The aurora borealis is usually visible near the north pole, but during strong geomagnetic storms like this one, it can be seen at lower latitudes as well. So if you live in Europe, Asia, or even parts of North America or Australia/New Zealand, keep your eyes peeled tonight! The further north you are, the better your chances of seeing something amazing.
The best time to look will be around local midnight – so if you’re in Europe that would be Central European Time (CET), Greenwich Mean Time (GMT), or Eastern Standard Time (EST). In Asia it would be Japan Standard Time (JST) or Korean Standard Time (KST). And in North America it would be Alaska Standard Time (AST), Pacific Standard Time (PST), Mountain Standard Time (MST), or Central Standard Time (CST).
Keep in mind that due to daylight saving time changes this weekend, some of these times will actually be an hour earlier than usual! For example CET will become BST overnight on Saturday/Sunday morning. So whatever time zone you’re in – set your alarm for late tonight and go outside to try and catch a glimpse of nature’s light show!
There is a lot of misinformation out there about solar flares and the northern lights. Solar flares are not the cause of the northern lights.

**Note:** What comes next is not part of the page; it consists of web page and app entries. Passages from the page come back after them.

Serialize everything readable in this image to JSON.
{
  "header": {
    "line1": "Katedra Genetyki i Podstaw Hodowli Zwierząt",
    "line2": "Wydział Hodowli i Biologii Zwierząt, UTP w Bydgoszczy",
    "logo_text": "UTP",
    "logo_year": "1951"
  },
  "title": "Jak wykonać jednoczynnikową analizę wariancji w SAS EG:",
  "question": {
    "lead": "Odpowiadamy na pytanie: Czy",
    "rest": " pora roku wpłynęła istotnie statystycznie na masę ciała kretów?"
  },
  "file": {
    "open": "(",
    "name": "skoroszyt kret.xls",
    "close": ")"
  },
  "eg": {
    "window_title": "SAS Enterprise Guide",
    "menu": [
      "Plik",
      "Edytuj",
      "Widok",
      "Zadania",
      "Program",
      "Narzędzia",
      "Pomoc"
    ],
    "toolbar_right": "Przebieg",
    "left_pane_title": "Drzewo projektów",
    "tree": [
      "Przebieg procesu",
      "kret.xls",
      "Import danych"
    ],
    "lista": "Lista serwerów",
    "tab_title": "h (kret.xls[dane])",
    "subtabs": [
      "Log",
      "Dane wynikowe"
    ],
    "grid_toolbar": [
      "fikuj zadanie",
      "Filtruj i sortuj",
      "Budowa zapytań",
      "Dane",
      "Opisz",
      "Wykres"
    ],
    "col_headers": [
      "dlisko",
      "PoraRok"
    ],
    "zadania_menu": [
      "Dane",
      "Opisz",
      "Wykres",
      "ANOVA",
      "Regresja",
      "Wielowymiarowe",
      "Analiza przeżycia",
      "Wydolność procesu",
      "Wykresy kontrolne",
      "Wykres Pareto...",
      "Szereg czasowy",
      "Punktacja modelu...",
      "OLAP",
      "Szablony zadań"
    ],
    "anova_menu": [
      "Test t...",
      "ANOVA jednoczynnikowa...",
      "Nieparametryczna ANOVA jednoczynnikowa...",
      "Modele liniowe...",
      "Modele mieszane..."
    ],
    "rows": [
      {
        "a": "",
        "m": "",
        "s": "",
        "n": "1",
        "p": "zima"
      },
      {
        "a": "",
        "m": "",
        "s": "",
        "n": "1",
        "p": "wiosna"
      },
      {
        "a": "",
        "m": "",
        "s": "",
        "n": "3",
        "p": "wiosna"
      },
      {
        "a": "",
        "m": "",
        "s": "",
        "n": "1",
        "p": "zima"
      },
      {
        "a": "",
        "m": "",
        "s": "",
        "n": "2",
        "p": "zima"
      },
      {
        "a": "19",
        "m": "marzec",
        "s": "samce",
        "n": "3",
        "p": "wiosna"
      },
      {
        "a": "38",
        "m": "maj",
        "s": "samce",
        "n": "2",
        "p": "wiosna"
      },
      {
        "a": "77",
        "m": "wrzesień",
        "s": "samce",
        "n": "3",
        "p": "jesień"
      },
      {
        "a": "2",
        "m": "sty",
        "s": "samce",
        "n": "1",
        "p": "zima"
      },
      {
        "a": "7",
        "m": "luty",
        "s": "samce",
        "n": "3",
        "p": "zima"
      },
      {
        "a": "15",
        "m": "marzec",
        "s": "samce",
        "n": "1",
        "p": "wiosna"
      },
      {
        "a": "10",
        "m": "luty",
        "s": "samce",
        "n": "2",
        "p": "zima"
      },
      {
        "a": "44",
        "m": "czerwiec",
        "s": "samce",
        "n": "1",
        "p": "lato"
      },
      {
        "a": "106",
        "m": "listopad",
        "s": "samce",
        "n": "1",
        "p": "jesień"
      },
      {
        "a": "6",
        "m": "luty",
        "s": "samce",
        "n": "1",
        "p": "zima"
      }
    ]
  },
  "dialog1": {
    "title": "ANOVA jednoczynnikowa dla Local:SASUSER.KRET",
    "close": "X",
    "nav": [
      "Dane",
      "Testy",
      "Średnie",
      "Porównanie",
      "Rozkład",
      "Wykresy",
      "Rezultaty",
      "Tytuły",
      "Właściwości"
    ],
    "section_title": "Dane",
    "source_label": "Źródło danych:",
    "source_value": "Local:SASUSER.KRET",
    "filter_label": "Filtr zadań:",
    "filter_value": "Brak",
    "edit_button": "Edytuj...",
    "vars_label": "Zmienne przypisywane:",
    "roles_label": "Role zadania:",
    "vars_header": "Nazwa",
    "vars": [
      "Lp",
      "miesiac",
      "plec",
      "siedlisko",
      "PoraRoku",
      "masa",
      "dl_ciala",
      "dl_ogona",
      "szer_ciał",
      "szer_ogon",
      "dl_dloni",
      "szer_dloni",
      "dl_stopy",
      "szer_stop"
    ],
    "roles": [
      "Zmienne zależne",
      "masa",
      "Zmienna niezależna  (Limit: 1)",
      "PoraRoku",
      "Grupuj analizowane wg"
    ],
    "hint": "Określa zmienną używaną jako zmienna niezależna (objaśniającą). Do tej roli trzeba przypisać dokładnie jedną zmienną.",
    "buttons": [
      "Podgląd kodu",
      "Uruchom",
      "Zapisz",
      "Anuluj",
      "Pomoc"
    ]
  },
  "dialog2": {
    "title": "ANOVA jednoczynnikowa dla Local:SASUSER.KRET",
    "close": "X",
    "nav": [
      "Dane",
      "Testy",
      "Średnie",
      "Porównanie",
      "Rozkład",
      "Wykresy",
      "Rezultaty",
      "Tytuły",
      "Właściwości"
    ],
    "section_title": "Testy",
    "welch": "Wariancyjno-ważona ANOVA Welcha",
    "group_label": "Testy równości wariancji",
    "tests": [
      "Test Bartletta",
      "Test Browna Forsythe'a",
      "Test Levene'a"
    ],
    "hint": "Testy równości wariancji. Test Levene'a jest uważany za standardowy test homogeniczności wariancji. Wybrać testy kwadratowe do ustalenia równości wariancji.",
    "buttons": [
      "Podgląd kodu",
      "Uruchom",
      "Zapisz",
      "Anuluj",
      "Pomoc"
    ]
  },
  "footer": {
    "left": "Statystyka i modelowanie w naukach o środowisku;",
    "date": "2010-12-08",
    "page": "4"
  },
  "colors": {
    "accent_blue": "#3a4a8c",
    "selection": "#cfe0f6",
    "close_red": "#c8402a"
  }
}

The northern lights are actually caused by charged particles from the sun interacting with the earth’s atmosphere.
Solar flares can, however, disrupt communications and power grids.